August 16, 2019 – October 4, 2019

First You Dream: Celebrating 75 Years of the Nova Scotia Talent Trust 

Artist: Charley Young, Dan O’Neill, Despo Sophocleous, Emily Vey Duke, Jordan Broadworth, Lucy Pullen, Lux Habrich, Pamela Ritchie, Sandra Brownlee, Sara Hartland-Rowe

Organized by MSVU Art Gallery in partnership with Cape Breton University Art Gallery and the Art Gallery of Nova Scotia.

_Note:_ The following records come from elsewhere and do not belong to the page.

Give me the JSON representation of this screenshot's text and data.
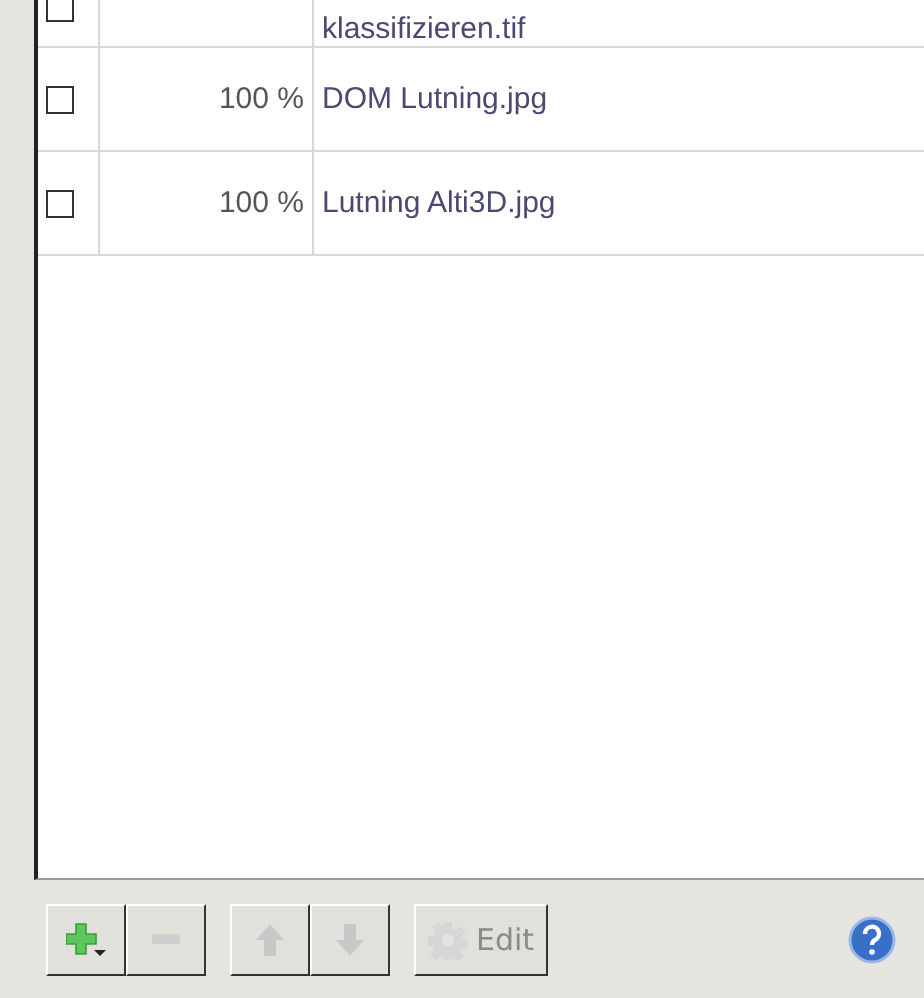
{
  "rows": [
    {
      "checked": false,
      "percent": "",
      "name": "klassifizieren.tif",
      "partial": true
    },
    {
      "checked": false,
      "percent": "100 %",
      "name": "DOM Lutning.jpg",
      "partial": false
    },
    {
      "checked": false,
      "percent": "100 %",
      "name": "Lutning Alti3D.jpg",
      "partial": false
    }
  ],
  "toolbar": {
    "buttons": [
      {
        "kind": "add",
        "disabled": false
      },
      {
        "kind": "remove",
        "disabled": true
      },
      {
        "kind": "up",
        "disabled": true
      },
      {
        "kind": "down",
        "disabled": true
      },
      {
        "kind": "edit",
        "label": "Edit",
        "disabled": true
      }
    ]
  }
}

The Nova Scotia Talent Trust was founded in 1944 and has been awarding scholarships to visual artists since 1949. To celebrate the NSTT 75th Anniversary, First You Dream developed out of a call for entries to all scholarship recipients, inviting submissions of recent work. The final exhibition selection resulted in a broad range of media, including drawing, ceramics, fibre, jewellery, mixed-media, painting, printmaking, sculpture and video. The generational mix of the artists (indicated by the dates of their Talent Trust scholarships) ranges from 1979 to 2016—a span of 37 years. The exhibition includes work by Jordan Broadworth, Sandra Brownlee, Lux Habrich, Sara Hartland-Rowe, Dan O’Neill, Lucy Pullen, Pamela Ritchie, Despo Sophocleous, Emily Vey Duke, and Charley Young.

The Nova Scotia Talent Trust and partner galleries recognize the support of the Province of Nova Scotia through the Department of Communities, Culture and Heritage.

Proletariart 2019:

Proletariart 2019 is scheduled to open on Friday November 4, from 2-4 p.m. Details regarding submission guidelines and dates will be announced this summer on our social media and webpage platforms.